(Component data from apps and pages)
◇ ◇ ◇ ◇ ◇ ◇ ◇
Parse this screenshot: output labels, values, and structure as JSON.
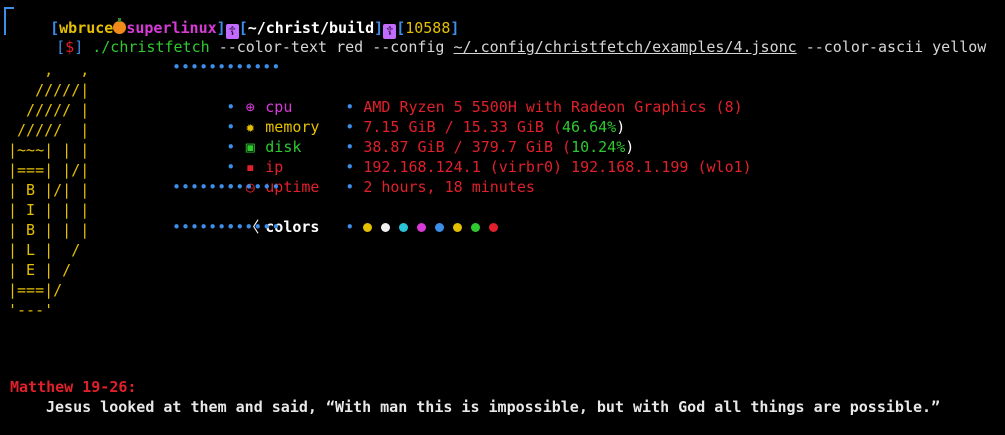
{
  "prompt": {
    "user": "wbruce",
    "host": "superlinux",
    "cwd": "~/christ/build",
    "job": "10588",
    "symbol": "$",
    "command": "./christfetch",
    "arg1": "--color-text red --config ",
    "config_path": "~/.config/christfetch/examples/4.jsonc",
    "arg2": " --color-ascii yellow"
  },
  "ascii_art": [
    "    ,   ,",
    "   /////|",
    "  ///// |",
    " /////  |",
    "|~~~| | |",
    "|===| |/|",
    "| B |/| |",
    "| I | | |",
    "| B | | |",
    "| L |  /",
    "| E | /",
    "|===|/",
    "'---'"
  ],
  "separator": "••••••••••••",
  "info": [
    {
      "icon": "globe-icon",
      "glyph": "⊕",
      "label": "cpu",
      "value": "AMD Ryzen 5 5500H with Radeon Graphics (8)",
      "color": "#d83ad8"
    },
    {
      "icon": "chip-icon",
      "glyph": "✹",
      "label": "memory",
      "value": "7.15 GiB / 15.33 GiB (",
      "pct": "46.64%",
      "tail": ")",
      "color": "#e5c000"
    },
    {
      "icon": "disk-icon",
      "glyph": "▣",
      "label": "disk",
      "value": "38.87 GiB / 379.7 GiB (",
      "pct": "10.24%",
      "tail": ")",
      "color": "#2fc92f"
    },
    {
      "icon": "network-icon",
      "glyph": "▪",
      "label": "ip",
      "value": "192.168.124.1 (virbr0) 192.168.1.199 (wlo1)",
      "color": "#e0202a"
    },
    {
      "icon": "clock-icon",
      "glyph": "◷",
      "label": "uptime",
      "value": "2 hours, 18 minutes",
      "color": "#e0202a"
    }
  ],
  "colors_label": "colors",
  "colors_glyph": "〈",
  "swatches": [
    "#e5c000",
    "#f0f0f0",
    "#29c4d8",
    "#d83ad8",
    "#3b8eea",
    "#e5c000",
    "#2fc92f",
    "#e0202a"
  ],
  "verse": {
    "reference": "Matthew 19-26:",
    "text": "Jesus looked at them and said, “With man this is impossible, but with God all things are possible.”"
  }
}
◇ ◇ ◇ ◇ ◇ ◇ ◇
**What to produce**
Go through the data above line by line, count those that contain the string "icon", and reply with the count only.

**Task solution**
5